■ AIM OF THE EXERCISE
The listing below should be printed again word for word, without any images.

■ DATA TO PROCESS
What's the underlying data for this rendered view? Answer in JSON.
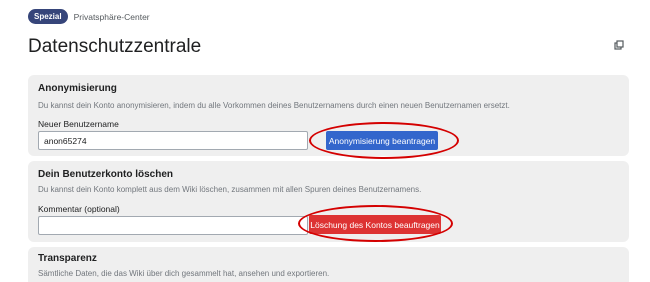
{
  "breadcrumb": {
    "badge": "Spezial",
    "page": "Privatsphäre-Center"
  },
  "page": {
    "title": "Datenschutzzentrale"
  },
  "icons": {
    "popout": "external-popout-icon"
  },
  "anonymization": {
    "title": "Anonymisierung",
    "description": "Du kannst dein Konto anonymisieren, indem du alle Vorkommen deines Benutzernamens durch einen neuen Benutzernamen ersetzt.",
    "field_label": "Neuer Benutzername",
    "field_value": "anon65274",
    "button_label": "Anonymisierung beantragen"
  },
  "deletion": {
    "title": "Dein Benutzerkonto löschen",
    "description": "Du kannst dein Konto komplett aus dem Wiki löschen, zusammen mit allen Spuren deines Benutzernamens.",
    "field_label": "Kommentar (optional)",
    "field_value": "",
    "button_label": "Löschung des Kontos beauftragen"
  },
  "transparency": {
    "title": "Transparenz",
    "description": "Sämtliche Daten, die das Wiki über dich gesammelt hat, ansehen und exportieren."
  },
  "colors": {
    "badge": "#36457a",
    "primary_button": "#3366cc",
    "destructive_button": "#dd3333",
    "annotation_ellipse": "#d40000"
  }
}
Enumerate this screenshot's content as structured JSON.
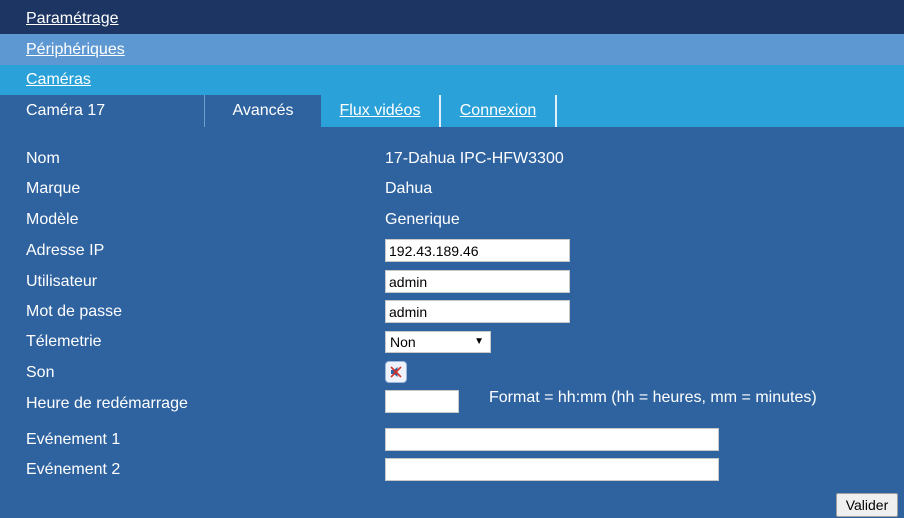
{
  "nav": {
    "level1": "Paramétrage",
    "level2": "Périphériques",
    "level3": "Caméras"
  },
  "tabs": {
    "title": "Caméra 17",
    "advanced": "Avancés",
    "video_streams": "Flux vidéos",
    "connection": "Connexion"
  },
  "form": {
    "name_label": "Nom",
    "name_value": "17-Dahua IPC-HFW3300",
    "brand_label": "Marque",
    "brand_value": "Dahua",
    "model_label": "Modèle",
    "model_value": "Generique",
    "ip_label": "Adresse IP",
    "ip_value": "192.43.189.46",
    "user_label": "Utilisateur",
    "user_value": "admin",
    "password_label": "Mot de passe",
    "password_value": "admin",
    "telemetry_label": "Télemetrie",
    "telemetry_value": "Non",
    "sound_label": "Son",
    "sound_icon": "speaker-muted-icon",
    "reboot_label": "Heure de redémarrage",
    "reboot_value": "",
    "reboot_hint": "Format = hh:mm  (hh = heures, mm = minutes)",
    "event1_label": "Evénement 1",
    "event1_value": "",
    "event2_label": "Evénement 2",
    "event2_value": ""
  },
  "actions": {
    "validate": "Valider"
  },
  "colors": {
    "background": "#2f63a0",
    "nav1": "#1d3562",
    "nav2": "#5e98d3",
    "nav3": "#2aa1d8"
  }
}
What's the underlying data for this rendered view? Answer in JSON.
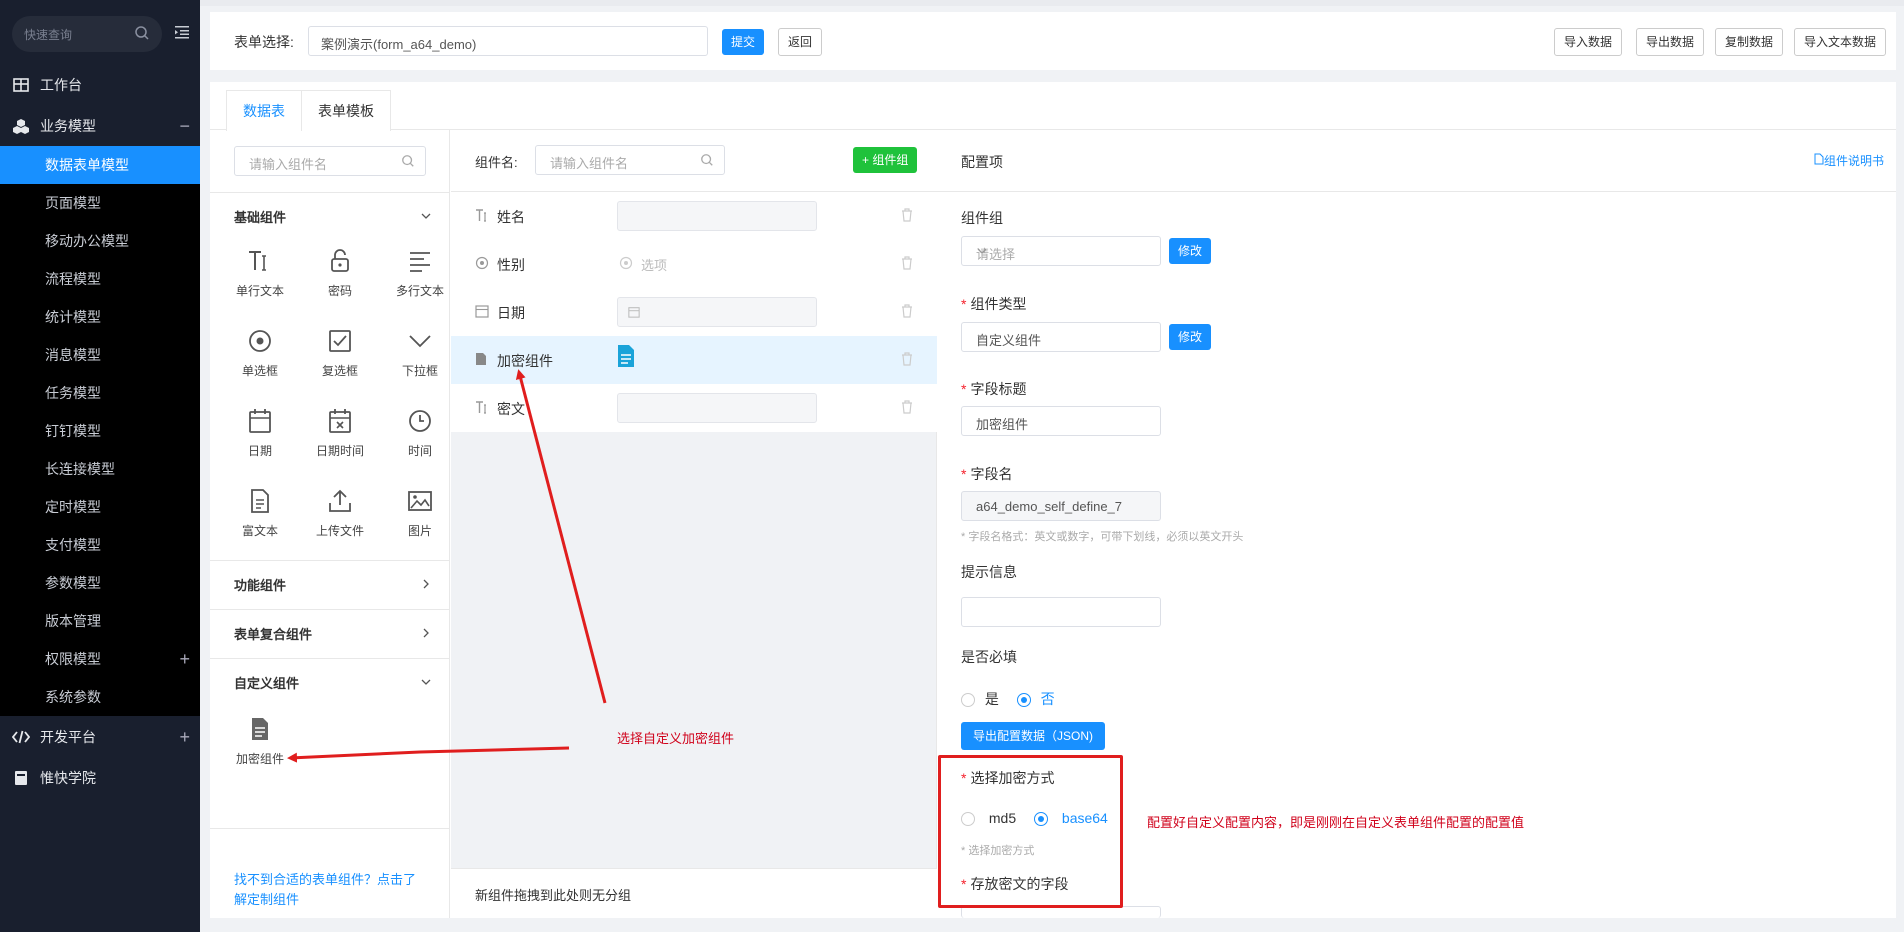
{
  "sidebar": {
    "search_placeholder": "快速查询",
    "items": [
      {
        "label": "工作台"
      },
      {
        "label": "业务模型"
      },
      {
        "label": "开发平台"
      },
      {
        "label": "惟快学院"
      }
    ],
    "sub_items": [
      {
        "label": "数据表单模型"
      },
      {
        "label": "页面模型"
      },
      {
        "label": "移动办公模型"
      },
      {
        "label": "流程模型"
      },
      {
        "label": "统计模型"
      },
      {
        "label": "消息模型"
      },
      {
        "label": "任务模型"
      },
      {
        "label": "钉钉模型"
      },
      {
        "label": "长连接模型"
      },
      {
        "label": "定时模型"
      },
      {
        "label": "支付模型"
      },
      {
        "label": "参数模型"
      },
      {
        "label": "版本管理"
      },
      {
        "label": "权限模型"
      },
      {
        "label": "系统参数"
      }
    ]
  },
  "formbar": {
    "label": "表单选择:",
    "selected": "案例演示(form_a64_demo)",
    "submit": "提交",
    "back": "返回",
    "actions": [
      "导入数据",
      "导出数据",
      "复制数据",
      "导入文本数据"
    ]
  },
  "tabs": [
    "数据表",
    "表单模板"
  ],
  "left": {
    "search_placeholder": "请输入组件名",
    "groups": {
      "basic": "基础组件",
      "function": "功能组件",
      "composite": "表单复合组件",
      "custom": "自定义组件"
    },
    "basic_components": [
      "单行文本",
      "密码",
      "多行文本",
      "单选框",
      "复选框",
      "下拉框",
      "日期",
      "日期时间",
      "时间",
      "富文本",
      "上传文件",
      "图片"
    ],
    "custom_components": [
      "加密组件"
    ],
    "footer_link": "找不到合适的表单组件？点击了解定制组件"
  },
  "middle": {
    "label": "组件名:",
    "search_placeholder": "请输入组件名",
    "add_group": "+ 组件组",
    "rows": [
      {
        "name": "姓名"
      },
      {
        "name": "性别",
        "option": "选项"
      },
      {
        "name": "日期"
      },
      {
        "name": "加密组件"
      },
      {
        "name": "密文"
      }
    ],
    "footer": "新组件拖拽到此处则无分组"
  },
  "config": {
    "title": "配置项",
    "manual": "组件说明书",
    "group_label": "组件组",
    "group_placeholder": "请选择",
    "modify": "修改",
    "type_label": "组件类型",
    "type_value": "自定义组件",
    "field_title_label": "字段标题",
    "field_title_value": "加密组件",
    "field_name_label": "字段名",
    "field_name_value": "a64_demo_self_define_7",
    "field_name_hint": "* 字段名格式：英文或数字，可带下划线，必须以英文开头",
    "tip_label": "提示信息",
    "required_label": "是否必填",
    "yes": "是",
    "no": "否",
    "export_json": "导出配置数据（JSON)",
    "encrypt_label": "选择加密方式",
    "md5": "md5",
    "base64": "base64",
    "encrypt_hint": "* 选择加密方式",
    "cipher_label": "存放密文的字段"
  },
  "annotations": {
    "select_custom": "选择自定义加密组件",
    "configured": "配置好自定义配置内容，即是刚刚在自定义表单组件配置的配置值"
  },
  "colors": {
    "accent": "#1890ff",
    "sidebar": "#191f2e",
    "annotation": "#e01e1e",
    "add_group": "#1fc23b"
  }
}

■ RESULT FOR THIS TASK
What's the underlying data for this rendered view? Answer in JSON.
{
  "breadcrumb": {
    "badge": "Spezial",
    "page": "Privatsphäre-Center"
  },
  "page": {
    "title": "Datenschutzzentrale"
  },
  "icons": {
    "popout": "external-popout-icon"
  },
  "anonymization": {
    "title": "Anonymisierung",
    "description": "Du kannst dein Konto anonymisieren, indem du alle Vorkommen deines Benutzernamens durch einen neuen Benutzernamen ersetzt.",
    "field_label": "Neuer Benutzername",
    "field_value": "anon65274",
    "button_label": "Anonymisierung beantragen"
  },
  "deletion": {
    "title": "Dein Benutzerkonto löschen",
    "description": "Du kannst dein Konto komplett aus dem Wiki löschen, zusammen mit allen Spuren deines Benutzernamens.",
    "field_label": "Kommentar (optional)",
    "field_value": "",
    "button_label": "Löschung des Kontos beauftragen"
  },
  "transparency": {
    "title": "Transparenz",
    "description": "Sämtliche Daten, die das Wiki über dich gesammelt hat, ansehen und exportieren."
  },
  "colors": {
    "badge": "#36457a",
    "primary_button": "#3366cc",
    "destructive_button": "#dd3333",
    "annotation_ellipse": "#d40000"
  }
}
Enumerate this screenshot's content as structured JSON.
{
  "nav": {
    "level1": "Paramétrage",
    "level2": "Périphériques",
    "level3": "Caméras"
  },
  "tabs": {
    "title": "Caméra 17",
    "advanced": "Avancés",
    "video_streams": "Flux vidéos",
    "connection": "Connexion"
  },
  "form": {
    "name_label": "Nom",
    "name_value": "17-Dahua IPC-HFW3300",
    "brand_label": "Marque",
    "brand_value": "Dahua",
    "model_label": "Modèle",
    "model_value": "Generique",
    "ip_label": "Adresse IP",
    "ip_value": "192.43.189.46",
    "user_label": "Utilisateur",
    "user_value": "admin",
    "password_label": "Mot de passe",
    "password_value": "admin",
    "telemetry_label": "Télemetrie",
    "telemetry_value": "Non",
    "sound_label": "Son",
    "sound_icon": "speaker-muted-icon",
    "reboot_label": "Heure de redémarrage",
    "reboot_value": "",
    "reboot_hint": "Format = hh:mm  (hh = heures, mm = minutes)",
    "event1_label": "Evénement 1",
    "event1_value": "",
    "event2_label": "Evénement 2",
    "event2_value": ""
  },
  "actions": {
    "validate": "Valider"
  },
  "colors": {
    "background": "#2f63a0",
    "nav1": "#1d3562",
    "nav2": "#5e98d3",
    "nav3": "#2aa1d8"
  }
}
What's the underlying data for this rendered view? Answer in JSON.
{
  "sidebar": {
    "search_placeholder": "快速查询",
    "items": [
      {
        "label": "工作台"
      },
      {
        "label": "业务模型"
      },
      {
        "label": "开发平台"
      },
      {
        "label": "惟快学院"
      }
    ],
    "sub_items": [
      {
        "label": "数据表单模型"
      },
      {
        "label": "页面模型"
      },
      {
        "label": "移动办公模型"
      },
      {
        "label": "流程模型"
      },
      {
        "label": "统计模型"
      },
      {
        "label": "消息模型"
      },
      {
        "label": "任务模型"
      },
      {
        "label": "钉钉模型"
      },
      {
        "label": "长连接模型"
      },
      {
        "label": "定时模型"
      },
      {
        "label": "支付模型"
      },
      {
        "label": "参数模型"
      },
      {
        "label": "版本管理"
      },
      {
        "label": "权限模型"
      },
      {
        "label": "系统参数"
      }
    ]
  },
  "formbar": {
    "label": "表单选择:",
    "selected": "案例演示(form_a64_demo)",
    "submit": "提交",
    "back": "返回",
    "actions": [
      "导入数据",
      "导出数据",
      "复制数据",
      "导入文本数据"
    ]
  },
  "tabs": [
    "数据表",
    "表单模板"
  ],
  "left": {
    "search_placeholder": "请输入组件名",
    "groups": {
      "basic": "基础组件",
      "function": "功能组件",
      "composite": "表单复合组件",
      "custom": "自定义组件"
    },
    "basic_components": [
      "单行文本",
      "密码",
      "多行文本",
      "单选框",
      "复选框",
      "下拉框",
      "日期",
      "日期时间",
      "时间",
      "富文本",
      "上传文件",
      "图片"
    ],
    "custom_components": [
      "加密组件"
    ],
    "footer_link": "找不到合适的表单组件？点击了解定制组件"
  },
  "middle": {
    "label": "组件名:",
    "search_placeholder": "请输入组件名",
    "add_group": "+ 组件组",
    "rows": [
      {
        "name": "姓名"
      },
      {
        "name": "性别",
        "option": "选项"
      },
      {
        "name": "日期"
      },
      {
        "name": "加密组件"
      },
      {
        "name": "密文"
      }
    ],
    "footer": "新组件拖拽到此处则无分组"
  },
  "config": {
    "title": "配置项",
    "manual": "组件说明书",
    "group_label": "组件组",
    "group_placeholder": "请选择",
    "modify": "修改",
    "type_label": "组件类型",
    "type_value": "自定义组件",
    "field_title_label": "字段标题",
    "field_title_value": "加密组件",
    "field_name_label": "字段名",
    "field_name_value": "a64_demo_self_define_7",
    "field_name_hint": "* 字段名格式：英文或数字，可带下划线，必须以英文开头",
    "tip_label": "提示信息",
    "required_label": "是否必填",
    "yes": "是",
    "no": "否",
    "export_json": "导出配置数据（JSON)",
    "encrypt_label": "选择加密方式",
    "md5": "md5",
    "base64": "base64",
    "encrypt_hint": "* 选择加密方式",
    "cipher_label": "存放密文的字段"
  },
  "annotations": {
    "select_custom": "选择自定义加密组件",
    "configured": "配置好自定义配置内容，即是刚刚在自定义表单组件配置的配置值"
  },
  "colors": {
    "accent": "#1890ff",
    "sidebar": "#191f2e",
    "annotation": "#e01e1e",
    "add_group": "#1fc23b"
  }
}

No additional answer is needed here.